Cultivating Resistance in Afrikatown [Interview with Linda Grant]

Originally Posted on FireWorks

On Saturday, March 7th, 2014, a group of people came together to paint a mural on the exterior wall of Qilombo, a radical social center located at San Pablo and West Grant in Oakland. Over the next several days, the mural was completed by a variety of artists. During this time, people began to congregate in the garden every day. A dozen garden beds are now bursting with food and people are always there.
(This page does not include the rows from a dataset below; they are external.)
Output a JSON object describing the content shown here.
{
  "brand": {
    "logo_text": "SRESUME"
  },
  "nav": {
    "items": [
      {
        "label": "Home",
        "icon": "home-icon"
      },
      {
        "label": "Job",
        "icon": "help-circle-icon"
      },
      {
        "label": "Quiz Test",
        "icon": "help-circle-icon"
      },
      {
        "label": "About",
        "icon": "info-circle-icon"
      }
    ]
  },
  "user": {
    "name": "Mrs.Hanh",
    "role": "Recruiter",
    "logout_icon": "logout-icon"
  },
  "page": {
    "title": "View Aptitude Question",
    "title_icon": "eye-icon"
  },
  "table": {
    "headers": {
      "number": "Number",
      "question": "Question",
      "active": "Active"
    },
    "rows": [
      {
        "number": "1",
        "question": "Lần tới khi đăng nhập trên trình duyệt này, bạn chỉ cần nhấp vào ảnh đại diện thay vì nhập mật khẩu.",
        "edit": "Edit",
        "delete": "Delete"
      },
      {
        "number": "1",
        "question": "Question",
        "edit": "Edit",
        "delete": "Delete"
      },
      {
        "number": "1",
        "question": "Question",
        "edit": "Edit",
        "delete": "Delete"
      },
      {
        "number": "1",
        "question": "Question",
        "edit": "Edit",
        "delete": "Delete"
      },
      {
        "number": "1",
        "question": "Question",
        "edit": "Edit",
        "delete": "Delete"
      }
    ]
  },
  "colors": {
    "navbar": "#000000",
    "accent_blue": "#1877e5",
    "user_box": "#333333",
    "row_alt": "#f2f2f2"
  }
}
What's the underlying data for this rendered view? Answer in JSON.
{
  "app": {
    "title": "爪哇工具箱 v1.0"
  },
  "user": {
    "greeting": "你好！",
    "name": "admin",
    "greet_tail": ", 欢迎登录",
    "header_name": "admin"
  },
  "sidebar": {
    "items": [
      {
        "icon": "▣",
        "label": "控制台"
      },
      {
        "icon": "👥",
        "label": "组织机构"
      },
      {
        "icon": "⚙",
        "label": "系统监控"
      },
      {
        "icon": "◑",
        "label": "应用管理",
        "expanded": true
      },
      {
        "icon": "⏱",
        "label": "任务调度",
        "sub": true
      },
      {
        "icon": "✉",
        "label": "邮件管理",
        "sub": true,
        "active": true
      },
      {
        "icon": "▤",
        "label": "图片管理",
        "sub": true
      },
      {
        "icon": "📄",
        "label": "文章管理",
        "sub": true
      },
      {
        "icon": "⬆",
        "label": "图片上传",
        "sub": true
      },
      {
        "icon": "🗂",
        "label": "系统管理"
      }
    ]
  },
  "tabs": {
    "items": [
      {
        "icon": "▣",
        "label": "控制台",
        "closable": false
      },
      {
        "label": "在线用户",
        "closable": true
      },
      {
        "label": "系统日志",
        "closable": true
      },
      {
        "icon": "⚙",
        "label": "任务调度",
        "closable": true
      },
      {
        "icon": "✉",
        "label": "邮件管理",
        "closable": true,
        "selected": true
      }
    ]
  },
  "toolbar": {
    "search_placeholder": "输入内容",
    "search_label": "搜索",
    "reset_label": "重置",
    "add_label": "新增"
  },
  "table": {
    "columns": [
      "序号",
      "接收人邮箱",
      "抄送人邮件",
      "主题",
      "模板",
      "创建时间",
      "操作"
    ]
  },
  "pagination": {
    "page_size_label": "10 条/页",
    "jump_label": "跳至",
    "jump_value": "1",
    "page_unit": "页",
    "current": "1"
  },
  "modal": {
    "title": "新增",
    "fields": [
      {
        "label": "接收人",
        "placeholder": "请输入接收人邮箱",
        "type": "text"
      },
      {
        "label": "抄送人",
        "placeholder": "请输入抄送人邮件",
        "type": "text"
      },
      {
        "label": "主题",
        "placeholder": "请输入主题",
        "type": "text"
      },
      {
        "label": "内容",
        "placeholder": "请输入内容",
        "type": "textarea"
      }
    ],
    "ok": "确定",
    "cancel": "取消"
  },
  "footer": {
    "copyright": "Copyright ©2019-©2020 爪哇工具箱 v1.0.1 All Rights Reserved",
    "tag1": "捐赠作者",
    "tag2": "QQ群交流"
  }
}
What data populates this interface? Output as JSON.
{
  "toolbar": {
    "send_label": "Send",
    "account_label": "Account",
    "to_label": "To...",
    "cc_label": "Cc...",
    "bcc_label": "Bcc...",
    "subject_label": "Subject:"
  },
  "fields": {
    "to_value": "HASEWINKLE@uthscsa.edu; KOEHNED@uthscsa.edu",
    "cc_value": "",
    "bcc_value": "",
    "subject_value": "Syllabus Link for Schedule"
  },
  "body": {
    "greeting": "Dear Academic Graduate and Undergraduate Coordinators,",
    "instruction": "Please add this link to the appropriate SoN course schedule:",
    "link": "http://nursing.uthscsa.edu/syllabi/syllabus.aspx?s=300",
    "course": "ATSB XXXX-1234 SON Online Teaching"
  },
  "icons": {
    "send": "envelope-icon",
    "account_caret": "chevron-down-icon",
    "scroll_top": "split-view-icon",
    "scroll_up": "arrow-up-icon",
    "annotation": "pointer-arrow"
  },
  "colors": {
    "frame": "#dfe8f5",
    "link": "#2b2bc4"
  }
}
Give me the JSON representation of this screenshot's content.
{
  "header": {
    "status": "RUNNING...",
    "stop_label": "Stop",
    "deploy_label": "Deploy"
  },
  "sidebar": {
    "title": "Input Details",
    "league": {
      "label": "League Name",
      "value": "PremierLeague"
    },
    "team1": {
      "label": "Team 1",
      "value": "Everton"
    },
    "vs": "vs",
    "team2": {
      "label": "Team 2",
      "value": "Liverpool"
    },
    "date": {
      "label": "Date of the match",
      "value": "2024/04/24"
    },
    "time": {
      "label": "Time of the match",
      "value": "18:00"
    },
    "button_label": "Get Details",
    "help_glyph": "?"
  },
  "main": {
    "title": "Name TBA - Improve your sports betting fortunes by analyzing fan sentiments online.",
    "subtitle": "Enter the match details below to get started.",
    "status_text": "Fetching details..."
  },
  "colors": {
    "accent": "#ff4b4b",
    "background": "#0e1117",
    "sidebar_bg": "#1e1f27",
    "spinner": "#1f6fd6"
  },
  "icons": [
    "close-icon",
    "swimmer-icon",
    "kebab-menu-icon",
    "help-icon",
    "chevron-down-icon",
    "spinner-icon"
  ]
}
This place is now called Afrikatown, and Qilombo is at the center of it.

Embedded image permalinkOn March 26th, landscapers hired by the owner of the lot arrived with a bulldozer and began to open the fence around the Afrikatown garden but were stopped before they could drive in. A group of people stood in front of the bulldozer and eventually the police arrived. Ultimately, the lot owner backed down and promised to return on Friday, April 3rd. Undercover law enforcement have been seen observing Afrikatown from unmarked cars, as well as two white males in a white van and a silver pick-up truck. The latter are probably contractors.

“Welcome to Afrikatown” sign in West Oakland on San Pablo Ave.

The entire Afrikatown territory is within one of the “opportunity areas” of the West Oakland Specific Plan (WOSP). Because of this, the block that houses Qilombo and several low-income apartment buildings is now under increased threat of eviction. Just six blocks from Afrikatown is the old Sear’s building, now being called “Uptown Station,” which is slated to be filled with a luxury food court, BART access, and tech offices. In between, a small park that had been the site of a long-standing homeless camp was recently fenced off. This fence was briefly torn down, like St Andrews further north on San Pablo, but has now returned. The forces of capitalism are gathering around San Pablo – but so is the resistance. Continue reading